Lastly, I love static grass. It adds a completely different texture to the models. For the board it will add a swathe of green to the dry brushed brown. Woodland scenics offers a variety of colors. I like the Harvest Gold and I mixed in some newly purchased greens for a larger volume.
Next time I will have the board painted and dry brushed with static grass. I’ve been working on lots of cool terrain so there is more to come.
Part Two: The skin went on with a liquid nails and 3/4 inch screws which i predrilled for. I was concerned that because the luan is only 1/4 of an inch I didn’t want the screw twisting through material. Making a free form frame as i did inevitably leads to a not square piece. But because the manufacturer’s edge on a full shed of luan is nice and square all you need to do is start in one corner, attach down the full length of that side then attach the right angle from the starting point. I used screws so I had a lot of filling to do which wasn’t so much fun but smoothed out nicely with some time with my orbital sander. I used Crack Shot to fill the holes an easy to find pre mixture which come in small quantities. On feature I was very happy with when designing the board is the built in shelf. Its great for reserves and a dead pile. With a nice large opening the only design issue is the lip because of the 1x2 which adds support to the skin. Lastly, underneath is a 6 foot folding table. The board balances nicely on it and adds to the mobility of the unit. Part three, I’ll talk about texturing and painting the board. I’ll also later get to the terrain you see on the board, theres a lot more of it.

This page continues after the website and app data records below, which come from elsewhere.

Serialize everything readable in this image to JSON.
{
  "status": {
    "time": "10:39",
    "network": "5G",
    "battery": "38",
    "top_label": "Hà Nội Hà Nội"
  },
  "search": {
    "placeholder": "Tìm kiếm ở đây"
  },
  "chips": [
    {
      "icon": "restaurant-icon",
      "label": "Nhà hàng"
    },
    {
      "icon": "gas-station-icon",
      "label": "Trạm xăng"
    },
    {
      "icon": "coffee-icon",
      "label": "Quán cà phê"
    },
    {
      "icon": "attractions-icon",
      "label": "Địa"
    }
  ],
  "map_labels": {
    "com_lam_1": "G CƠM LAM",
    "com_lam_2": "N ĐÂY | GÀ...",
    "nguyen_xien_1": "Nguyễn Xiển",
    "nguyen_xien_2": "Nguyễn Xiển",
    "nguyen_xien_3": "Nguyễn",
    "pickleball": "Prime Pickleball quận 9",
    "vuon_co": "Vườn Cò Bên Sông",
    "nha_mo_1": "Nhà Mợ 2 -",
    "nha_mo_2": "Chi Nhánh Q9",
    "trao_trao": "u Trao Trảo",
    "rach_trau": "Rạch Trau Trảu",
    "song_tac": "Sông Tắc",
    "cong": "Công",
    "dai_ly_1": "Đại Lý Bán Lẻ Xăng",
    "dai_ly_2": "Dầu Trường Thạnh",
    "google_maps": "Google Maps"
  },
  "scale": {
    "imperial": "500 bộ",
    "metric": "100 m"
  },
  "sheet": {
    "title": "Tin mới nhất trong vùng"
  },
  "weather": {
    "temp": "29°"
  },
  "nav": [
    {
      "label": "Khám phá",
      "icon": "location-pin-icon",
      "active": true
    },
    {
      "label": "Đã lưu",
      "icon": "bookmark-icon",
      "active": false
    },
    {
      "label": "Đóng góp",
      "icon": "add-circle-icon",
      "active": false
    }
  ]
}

Building a board is one of the biggest challenges miniature gamers face. Finding the balance between cost, utility, mobility, and customizability is not easy. I designed an built the board you see above trying to take all four factors in mind. The frame is pine 1” by 10” planks and the skin which is sitting in the background is 1/4” luan. Total material cost under $100. I had originally intended to use both sides of the board with both being sanded and flocked. Once I got the materials on it (Future pictures) I found its more realistic to keep one side sanded and flocked and the other painted. While not heavy because its a 4’ by 6’ board it is rather bulky so one person can move it but two people can move it easily. Some simple grab holes in each end make for simple transport. Game table with molded hills, valleys, streams and other vertical features make the most visually stunning boards but limit the players terrain options.
As a template for producing multiple boards I am happy how this design came to fruition. The supports make it very strong, it can easily be expanded on with another for bigger games, and if I were able to make more I would rip birch plywood instead of using pine boards.
Lastly concerning the frame I envision making display quality board by skinning only one side and including built in terrain. with access to the underside a terrain maker could add all kinds of cool shiny bits such as LEDs, hidden rooms, and smoke machines.
This is the first part of ongoing posts I will make on terrain.